Material provided -
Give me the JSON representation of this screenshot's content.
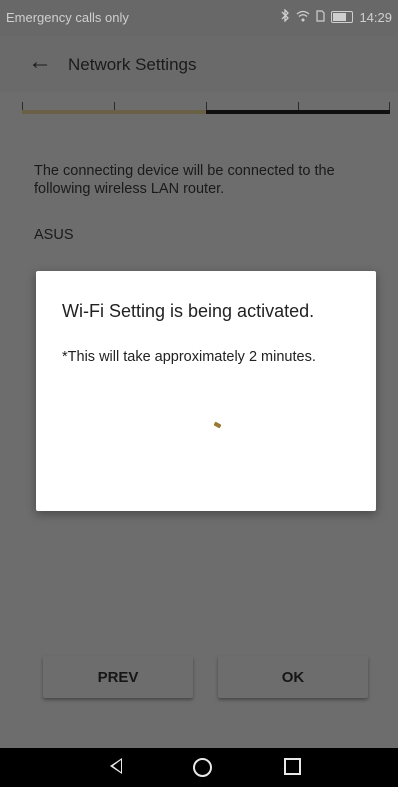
{
  "status_bar": {
    "carrier_text": "Emergency calls only",
    "time": "14:29",
    "icons": [
      "bluetooth-icon",
      "wifi-icon",
      "sim-icon",
      "battery-icon"
    ]
  },
  "app_bar": {
    "title": "Network Settings"
  },
  "progress": {
    "fraction": 0.5,
    "fill_color": "#6a6045",
    "track_color": "#101010"
  },
  "main": {
    "description": "The connecting device will be connected to the following wireless LAN router.",
    "router_name": "ASUS"
  },
  "dialog": {
    "heading": "Wi-Fi Setting is being activated.",
    "note": "*This will take approximately 2 minutes."
  },
  "buttons": {
    "prev_label": "PREV",
    "ok_label": "OK"
  },
  "nav_bar": {
    "icons": [
      "back-triangle-icon",
      "home-circle-icon",
      "recent-square-icon"
    ]
  }
}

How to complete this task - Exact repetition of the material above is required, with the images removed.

Response to this task -
Give me the JSON representation of this screenshot's content.
{
  "status_bar": {
    "carrier_text": "Emergency calls only",
    "time": "14:29",
    "icons": [
      "bluetooth-icon",
      "wifi-icon",
      "sim-icon",
      "battery-icon"
    ]
  },
  "app_bar": {
    "title": "Network Settings"
  },
  "progress": {
    "fraction": 0.5,
    "fill_color": "#6a6045",
    "track_color": "#101010"
  },
  "main": {
    "description": "The connecting device will be connected to the following wireless LAN router.",
    "router_name": "ASUS"
  },
  "dialog": {
    "heading": "Wi-Fi Setting is being activated.",
    "note": "*This will take approximately 2 minutes."
  },
  "buttons": {
    "prev_label": "PREV",
    "ok_label": "OK"
  },
  "nav_bar": {
    "icons": [
      "back-triangle-icon",
      "home-circle-icon",
      "recent-square-icon"
    ]
  }
}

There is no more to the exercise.